> _Requirement_
Retype the listing that follows without a single change.

--------------------

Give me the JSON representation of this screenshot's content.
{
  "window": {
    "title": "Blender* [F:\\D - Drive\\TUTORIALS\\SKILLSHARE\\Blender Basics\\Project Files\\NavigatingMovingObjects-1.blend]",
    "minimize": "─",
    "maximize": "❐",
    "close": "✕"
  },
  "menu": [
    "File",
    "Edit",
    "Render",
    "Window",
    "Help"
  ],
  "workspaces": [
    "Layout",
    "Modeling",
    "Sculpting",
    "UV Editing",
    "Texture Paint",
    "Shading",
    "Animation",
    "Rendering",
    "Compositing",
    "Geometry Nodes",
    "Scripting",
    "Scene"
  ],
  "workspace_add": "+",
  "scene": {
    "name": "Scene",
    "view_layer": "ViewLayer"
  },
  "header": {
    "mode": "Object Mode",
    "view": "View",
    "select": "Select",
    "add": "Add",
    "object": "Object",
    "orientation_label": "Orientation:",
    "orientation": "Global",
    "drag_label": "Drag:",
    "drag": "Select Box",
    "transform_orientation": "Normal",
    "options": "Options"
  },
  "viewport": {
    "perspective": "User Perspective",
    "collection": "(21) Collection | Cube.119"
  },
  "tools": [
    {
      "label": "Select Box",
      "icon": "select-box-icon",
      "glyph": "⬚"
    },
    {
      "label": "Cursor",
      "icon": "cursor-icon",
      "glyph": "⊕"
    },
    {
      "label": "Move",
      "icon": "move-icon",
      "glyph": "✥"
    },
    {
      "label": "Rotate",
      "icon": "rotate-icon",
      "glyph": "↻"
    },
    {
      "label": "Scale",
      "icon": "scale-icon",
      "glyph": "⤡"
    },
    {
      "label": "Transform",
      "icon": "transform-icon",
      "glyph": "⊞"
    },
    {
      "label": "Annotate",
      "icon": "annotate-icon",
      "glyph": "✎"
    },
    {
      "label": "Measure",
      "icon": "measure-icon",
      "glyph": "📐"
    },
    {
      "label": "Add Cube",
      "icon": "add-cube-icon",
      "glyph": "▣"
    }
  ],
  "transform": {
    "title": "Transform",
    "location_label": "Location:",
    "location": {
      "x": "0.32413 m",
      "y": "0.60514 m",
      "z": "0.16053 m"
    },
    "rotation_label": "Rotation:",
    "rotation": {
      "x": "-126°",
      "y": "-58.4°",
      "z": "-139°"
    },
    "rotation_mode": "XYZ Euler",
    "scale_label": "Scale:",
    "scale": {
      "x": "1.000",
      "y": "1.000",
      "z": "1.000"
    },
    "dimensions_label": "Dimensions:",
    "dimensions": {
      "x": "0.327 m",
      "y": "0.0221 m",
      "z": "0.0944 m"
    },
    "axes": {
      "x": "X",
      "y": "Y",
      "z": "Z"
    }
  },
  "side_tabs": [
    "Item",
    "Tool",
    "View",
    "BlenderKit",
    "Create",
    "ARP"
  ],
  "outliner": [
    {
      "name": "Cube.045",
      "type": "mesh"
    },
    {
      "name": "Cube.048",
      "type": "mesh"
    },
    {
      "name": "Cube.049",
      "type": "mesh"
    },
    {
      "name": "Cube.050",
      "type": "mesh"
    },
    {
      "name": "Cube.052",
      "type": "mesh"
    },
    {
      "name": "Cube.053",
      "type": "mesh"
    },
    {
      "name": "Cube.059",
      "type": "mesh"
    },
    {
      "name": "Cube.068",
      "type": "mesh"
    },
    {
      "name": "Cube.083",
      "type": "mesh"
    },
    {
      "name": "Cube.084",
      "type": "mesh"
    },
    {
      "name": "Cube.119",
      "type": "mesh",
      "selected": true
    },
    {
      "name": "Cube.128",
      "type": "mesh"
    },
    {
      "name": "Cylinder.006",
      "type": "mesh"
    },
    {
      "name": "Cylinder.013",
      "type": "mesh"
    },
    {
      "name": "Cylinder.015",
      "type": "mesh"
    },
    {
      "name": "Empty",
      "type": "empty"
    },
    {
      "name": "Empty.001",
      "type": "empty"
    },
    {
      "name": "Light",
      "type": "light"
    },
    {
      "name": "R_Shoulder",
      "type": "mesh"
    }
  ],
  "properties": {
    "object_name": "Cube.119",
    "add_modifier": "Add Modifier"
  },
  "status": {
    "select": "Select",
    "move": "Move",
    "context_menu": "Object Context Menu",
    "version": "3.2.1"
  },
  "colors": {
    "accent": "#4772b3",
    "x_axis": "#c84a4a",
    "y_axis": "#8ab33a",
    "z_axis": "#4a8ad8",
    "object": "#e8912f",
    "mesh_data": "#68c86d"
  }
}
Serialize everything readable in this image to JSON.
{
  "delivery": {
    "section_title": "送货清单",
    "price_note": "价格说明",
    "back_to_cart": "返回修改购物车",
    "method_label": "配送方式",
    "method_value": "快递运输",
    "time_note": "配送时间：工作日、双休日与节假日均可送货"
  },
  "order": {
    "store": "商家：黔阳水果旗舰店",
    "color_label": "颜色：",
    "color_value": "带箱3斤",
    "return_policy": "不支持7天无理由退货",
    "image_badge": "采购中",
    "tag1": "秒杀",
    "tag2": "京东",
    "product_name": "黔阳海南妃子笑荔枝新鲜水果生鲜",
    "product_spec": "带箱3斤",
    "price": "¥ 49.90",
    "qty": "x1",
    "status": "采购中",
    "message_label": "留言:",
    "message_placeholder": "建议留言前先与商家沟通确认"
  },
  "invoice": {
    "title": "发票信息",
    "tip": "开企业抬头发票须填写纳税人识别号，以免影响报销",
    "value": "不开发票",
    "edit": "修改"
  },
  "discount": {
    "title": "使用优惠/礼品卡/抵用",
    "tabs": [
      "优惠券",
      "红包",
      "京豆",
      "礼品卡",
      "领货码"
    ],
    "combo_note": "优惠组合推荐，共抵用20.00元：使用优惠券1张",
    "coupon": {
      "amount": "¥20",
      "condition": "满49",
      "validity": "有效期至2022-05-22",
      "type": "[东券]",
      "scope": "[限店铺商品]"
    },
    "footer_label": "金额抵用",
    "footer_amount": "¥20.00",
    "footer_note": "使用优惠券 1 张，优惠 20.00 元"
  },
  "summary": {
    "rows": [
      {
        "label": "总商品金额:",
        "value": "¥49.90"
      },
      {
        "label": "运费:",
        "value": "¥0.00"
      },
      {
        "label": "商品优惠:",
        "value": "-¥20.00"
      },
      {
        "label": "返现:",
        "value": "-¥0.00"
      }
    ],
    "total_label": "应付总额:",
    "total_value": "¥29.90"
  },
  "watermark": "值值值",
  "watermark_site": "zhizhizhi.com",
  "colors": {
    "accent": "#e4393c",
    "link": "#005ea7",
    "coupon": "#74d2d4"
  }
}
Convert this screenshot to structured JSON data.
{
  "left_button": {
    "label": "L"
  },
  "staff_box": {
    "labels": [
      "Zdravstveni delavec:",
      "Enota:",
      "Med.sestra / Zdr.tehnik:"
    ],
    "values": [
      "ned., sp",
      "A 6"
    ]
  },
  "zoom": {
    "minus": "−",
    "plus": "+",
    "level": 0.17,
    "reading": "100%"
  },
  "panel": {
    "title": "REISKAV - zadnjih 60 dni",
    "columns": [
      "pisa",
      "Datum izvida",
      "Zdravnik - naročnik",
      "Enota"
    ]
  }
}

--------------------

> _Solution to this exercise_
Give me the JSON representation of this screenshot's content.
{
  "window": {
    "title": "Blender* [F:\\D - Drive\\TUTORIALS\\SKILLSHARE\\Blender Basics\\Project Files\\NavigatingMovingObjects-1.blend]",
    "minimize": "─",
    "maximize": "❐",
    "close": "✕"
  },
  "menu": [
    "File",
    "Edit",
    "Render",
    "Window",
    "Help"
  ],
  "workspaces": [
    "Layout",
    "Modeling",
    "Sculpting",
    "UV Editing",
    "Texture Paint",
    "Shading",
    "Animation",
    "Rendering",
    "Compositing",
    "Geometry Nodes",
    "Scripting",
    "Scene"
  ],
  "workspace_add": "+",
  "scene": {
    "name": "Scene",
    "view_layer": "ViewLayer"
  },
  "header": {
    "mode": "Object Mode",
    "view": "View",
    "select": "Select",
    "add": "Add",
    "object": "Object",
    "orientation_label": "Orientation:",
    "orientation": "Global",
    "drag_label": "Drag:",
    "drag": "Select Box",
    "transform_orientation": "Normal",
    "options": "Options"
  },
  "viewport": {
    "perspective": "User Perspective",
    "collection": "(21) Collection | Cube.119"
  },
  "tools": [
    {
      "label": "Select Box",
      "icon": "select-box-icon",
      "glyph": "⬚"
    },
    {
      "label": "Cursor",
      "icon": "cursor-icon",
      "glyph": "⊕"
    },
    {
      "label": "Move",
      "icon": "move-icon",
      "glyph": "✥"
    },
    {
      "label": "Rotate",
      "icon": "rotate-icon",
      "glyph": "↻"
    },
    {
      "label": "Scale",
      "icon": "scale-icon",
      "glyph": "⤡"
    },
    {
      "label": "Transform",
      "icon": "transform-icon",
      "glyph": "⊞"
    },
    {
      "label": "Annotate",
      "icon": "annotate-icon",
      "glyph": "✎"
    },
    {
      "label": "Measure",
      "icon": "measure-icon",
      "glyph": "📐"
    },
    {
      "label": "Add Cube",
      "icon": "add-cube-icon",
      "glyph": "▣"
    }
  ],
  "transform": {
    "title": "Transform",
    "location_label": "Location:",
    "location": {
      "x": "0.32413 m",
      "y": "0.60514 m",
      "z": "0.16053 m"
    },
    "rotation_label": "Rotation:",
    "rotation": {
      "x": "-126°",
      "y": "-58.4°",
      "z": "-139°"
    },
    "rotation_mode": "XYZ Euler",
    "scale_label": "Scale:",
    "scale": {
      "x": "1.000",
      "y": "1.000",
      "z": "1.000"
    },
    "dimensions_label": "Dimensions:",
    "dimensions": {
      "x": "0.327 m",
      "y": "0.0221 m",
      "z": "0.0944 m"
    },
    "axes": {
      "x": "X",
      "y": "Y",
      "z": "Z"
    }
  },
  "side_tabs": [
    "Item",
    "Tool",
    "View",
    "BlenderKit",
    "Create",
    "ARP"
  ],
  "outliner": [
    {
      "name": "Cube.045",
      "type": "mesh"
    },
    {
      "name": "Cube.048",
      "type": "mesh"
    },
    {
      "name": "Cube.049",
      "type": "mesh"
    },
    {
      "name": "Cube.050",
      "type": "mesh"
    },
    {
      "name": "Cube.052",
      "type": "mesh"
    },
    {
      "name": "Cube.053",
      "type": "mesh"
    },
    {
      "name": "Cube.059",
      "type": "mesh"
    },
    {
      "name": "Cube.068",
      "type": "mesh"
    },
    {
      "name": "Cube.083",
      "type": "mesh"
    },
    {
      "name": "Cube.084",
      "type": "mesh"
    },
    {
      "name": "Cube.119",
      "type": "mesh",
      "selected": true
    },
    {
      "name": "Cube.128",
      "type": "mesh"
    },
    {
      "name": "Cylinder.006",
      "type": "mesh"
    },
    {
      "name": "Cylinder.013",
      "type": "mesh"
    },
    {
      "name": "Cylinder.015",
      "type": "mesh"
    },
    {
      "name": "Empty",
      "type": "empty"
    },
    {
      "name": "Empty.001",
      "type": "empty"
    },
    {
      "name": "Light",
      "type": "light"
    },
    {
      "name": "R_Shoulder",
      "type": "mesh"
    }
  ],
  "properties": {
    "object_name": "Cube.119",
    "add_modifier": "Add Modifier"
  },
  "status": {
    "select": "Select",
    "move": "Move",
    "context_menu": "Object Context Menu",
    "version": "3.2.1"
  },
  "colors": {
    "accent": "#4772b3",
    "x_axis": "#c84a4a",
    "y_axis": "#8ab33a",
    "z_axis": "#4a8ad8",
    "object": "#e8912f",
    "mesh_data": "#68c86d"
  }
}
Serialize everything readable in this image to JSON.
{
  "delivery": {
    "section_title": "送货清单",
    "price_note": "价格说明",
    "back_to_cart": "返回修改购物车",
    "method_label": "配送方式",
    "method_value": "快递运输",
    "time_note": "配送时间：工作日、双休日与节假日均可送货"
  },
  "order": {
    "store": "商家：黔阳水果旗舰店",
    "color_label": "颜色：",
    "color_value": "带箱3斤",
    "return_policy": "不支持7天无理由退货",
    "image_badge": "采购中",
    "tag1": "秒杀",
    "tag2": "京东",
    "product_name": "黔阳海南妃子笑荔枝新鲜水果生鲜",
    "product_spec": "带箱3斤",
    "price": "¥ 49.90",
    "qty": "x1",
    "status": "采购中",
    "message_label": "留言:",
    "message_placeholder": "建议留言前先与商家沟通确认"
  },
  "invoice": {
    "title": "发票信息",
    "tip": "开企业抬头发票须填写纳税人识别号，以免影响报销",
    "value": "不开发票",
    "edit": "修改"
  },
  "discount": {
    "title": "使用优惠/礼品卡/抵用",
    "tabs": [
      "优惠券",
      "红包",
      "京豆",
      "礼品卡",
      "领货码"
    ],
    "combo_note": "优惠组合推荐，共抵用20.00元：使用优惠券1张",
    "coupon": {
      "amount": "¥20",
      "condition": "满49",
      "validity": "有效期至2022-05-22",
      "type": "[东券]",
      "scope": "[限店铺商品]"
    },
    "footer_label": "金额抵用",
    "footer_amount": "¥20.00",
    "footer_note": "使用优惠券 1 张，优惠 20.00 元"
  },
  "summary": {
    "rows": [
      {
        "label": "总商品金额:",
        "value": "¥49.90"
      },
      {
        "label": "运费:",
        "value": "¥0.00"
      },
      {
        "label": "商品优惠:",
        "value": "-¥20.00"
      },
      {
        "label": "返现:",
        "value": "-¥0.00"
      }
    ],
    "total_label": "应付总额:",
    "total_value": "¥29.90"
  },
  "watermark": "值值值",
  "watermark_site": "zhizhizhi.com",
  "colors": {
    "accent": "#e4393c",
    "link": "#005ea7",
    "coupon": "#74d2d4"
  }
}
Convert this screenshot to structured JSON data.
{
  "left_button": {
    "label": "L"
  },
  "staff_box": {
    "labels": [
      "Zdravstveni delavec:",
      "Enota:",
      "Med.sestra / Zdr.tehnik:"
    ],
    "values": [
      "ned., sp",
      "A 6"
    ]
  },
  "zoom": {
    "minus": "−",
    "plus": "+",
    "level": 0.17,
    "reading": "100%"
  },
  "panel": {
    "title": "REISKAV - zadnjih 60 dni",
    "columns": [
      "pisa",
      "Datum izvida",
      "Zdravnik - naročnik",
      "Enota"
    ]
  }
}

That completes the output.